The layout is a standard page in two columns (except for the introduction and fiction). A full color page-sized map is included as is a full color jpg of the map in a separate file. The interior art is black and white but supports the product well.
Kingdoms of Legend is set in an alternate version of Earth, c. 1415 CE, with gods, magic and various humanoid races. This product provides an overview of the setting, providing the basic information needed for a campaign in the Kingdoms of Legend.
The product begins with a short introduction to the setting and then moves onto the first section which is a history, from ancient legends to the current era, ending with a brief overview of the current situation in this version of Europe.
Next is a section of races which include two new ones, half-dwarves and half-gnomes, as well as the minor changes to the standard Pathfinder races. The half-races are interesting in this setting as they are only partly from interbreeding, if a group of dwarves chooses to worship the human pantheon (more about which later) they slowly become more human as well, first becoming half-dwarves and then, over the generations, just human.

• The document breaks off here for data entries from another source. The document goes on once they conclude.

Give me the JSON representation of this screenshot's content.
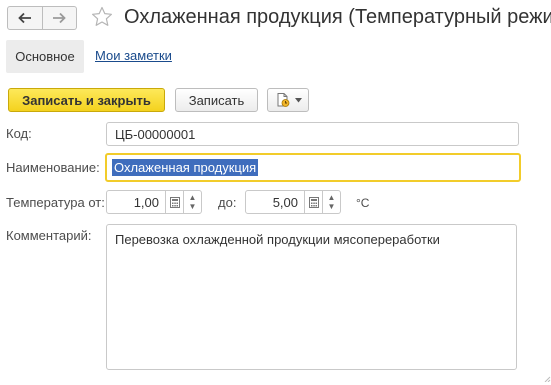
{
  "header": {
    "title": "Охлаженная продукция (Температурный режим)",
    "back_icon": "arrow-left-icon",
    "forward_icon": "arrow-right-icon",
    "favorite_icon": "star-outline-icon"
  },
  "tabs": [
    {
      "label": "Основное",
      "active": true
    },
    {
      "label": "Мои заметки",
      "active": false
    }
  ],
  "toolbar": {
    "save_close_label": "Записать и закрыть",
    "save_label": "Записать",
    "report_icon": "document-clock-icon",
    "dropdown_icon": "chevron-down-icon"
  },
  "form": {
    "code_label": "Код:",
    "code_value": "ЦБ-00000001",
    "name_label": "Наименование:",
    "name_value": "Охлаженная продукция",
    "temp_from_label": "Температура от:",
    "temp_from_value": "1,00",
    "temp_to_label": "до:",
    "temp_to_value": "5,00",
    "temp_unit": "°C",
    "comment_label": "Комментарий:",
    "comment_value": "Перевозка охлажденной продукции мясопереработки"
  },
  "colors": {
    "primary_button": "#f4d21e",
    "focus_border": "#f2cc2a",
    "selection": "#3f6dbd",
    "link": "#1a4b8c"
  }
}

The section on classes details the changes to the classes (most quite minor) and the most likely place in the Kingdoms for characters with the various classes to come from. Clerics have the most changes as they are followers of the dominant Twelve (a syncretic pantheon aligning the Romano-Greek deities with their counterparts in Celtic and Germanic belief), who are the gods of humankind or the Fallen or the Primordials (the Titans). Clerics who are not followers of the Twelve need a physical tie, a relic, to their gods to be able to easily cast their spells which has some interesting roleplaying and adventuring possibilities.
There is a full chapter devoted to languages in the setting, as it is modeling a historical period there is no ‘common tongue’ and many languages around. There is some discussion about the lingua franca available and ways for characters without a shared language to communicate. Along with each of the major languages is a handful of names (useful for on the fly characters).
The product concludes with a geography chapter that lists the major political entities in capsule form along with places of interest (potential adventuring sites). A full page chart listing the gods is also included.
The Kingdoms of Legend: World Guide is a solid starting point if one is interested in this sort of campaign. For those without as much interest in a quasi-historical, it can be useful as a resource for languages and ways of organization.
Disclosure: As a featured reviewer for RPGNow/DriveThroughRPG, I received my copy of this product for free from the publisher for the purpose of this review.
[4 of 5 Stars!]